The key words, though, are "all out." What exactly does that mean? “The level required to do an all-out effort is hard; people don’t find it pleasant,” says study author Martin Gibala, PhD, professor of kinesiology at McMaster University in Ontario. "We typically characterize ‘all out’ as ‘sprint from danger pace’ or the intensity you would exert to save your child from an oncoming car."
Yeah, that’s pretty intense. Are you willing to put up with a temporary level of extreme discomfort for less exercise? If so, we’ve got a couple of moves from Faheem Mujahid, owner and master trainer at InFluence in Miami, that will help you really make those 60 seconds count. Choose one and give it your all. And remember, "the more of these mighty minutes you add into your day, the more you will gain,” says Mujahid.
Alternating Jump Lunge
Start with your feet hip-width apart, extend your right foot forward about two feet and lower into a lunge. Drive your body off of the ground and switch the position of your legs in the air. You should land in a lunge with your left foot forward. Keep alternating sides.
Dumbbell or Kettlebell Swing
Place a 15- to- 20-pound kettlebell or dumbbell (or lighter if need be) on the ground in front of you. Plant feet slightly wider than shoulder-width apart, and lower body down halfway into a squat; your butt should stick out behind you. Pick up the kettlebell or dumbbell; as you straighten your legs, push through your heels and explode hips upward to swing kettle bell or dumbbell up to chest height. Return to your half squat as you swing the kettlebell or dumbbell back through your legs. Continuing swinging kettlebell or dumbbell back and forth.
Illustration: Jess Levinson
Get into a straight-arm plank with hands a few inches outside of shoulders and feet on a stability ball (or in the loops of TRX suspension training bands). Bend arms and lower chest to the floor; push back up. Bring knees in toward chest, then kick them back out; repeat entire sequence.
Stand with feet hip-width apart; squat down and plant hands on the ground. Jump feet back so that body comes into a straight-arm plank, and then do one pushup. Hop feet back in towards hands, stand up, and then jump.
Squat Overhead Press
Stand with feet hip-width apart, holding 15- to 20-pound dumbbell (or lighter if need be) at shoulders. Lower into a squat, until thighs are parallel to floor. Push through heels to rise back to standing as you press the weights overhead.
Lunge With Dumbbell Curl
Stand with knees slightly bent, holding a 15- to 20-pound dumbbell (or lighter if need be) in each hand, palms forward.
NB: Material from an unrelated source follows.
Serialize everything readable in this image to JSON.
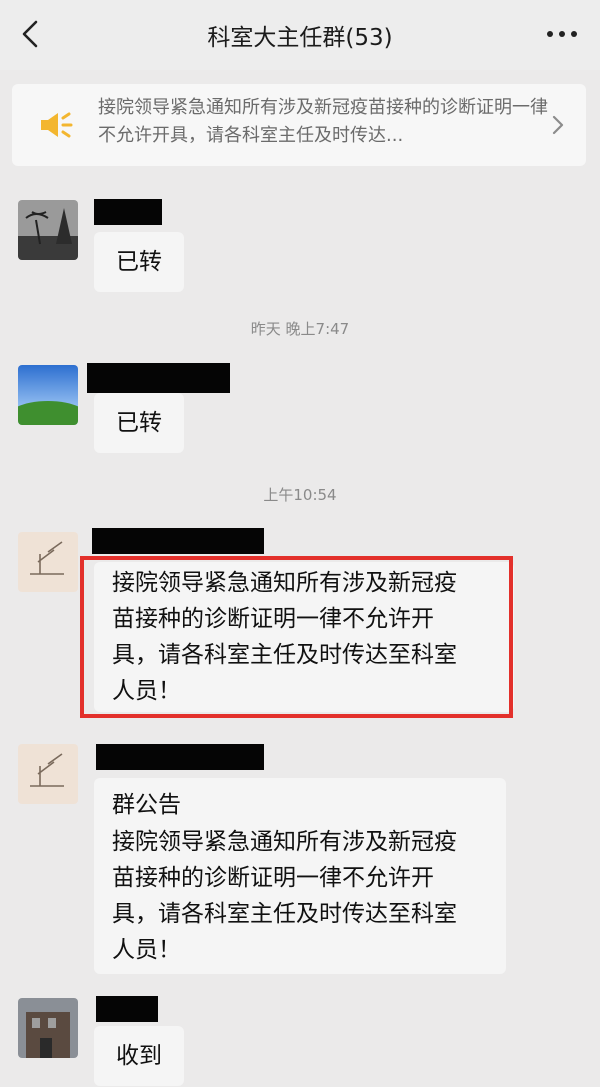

Step forward with right leg, and lower into lunge position (don’t let front knee go past toes). At the same time, tighten left bicep and curl left hand toward chest (as shown). Return to starting position, then repeat on the other side.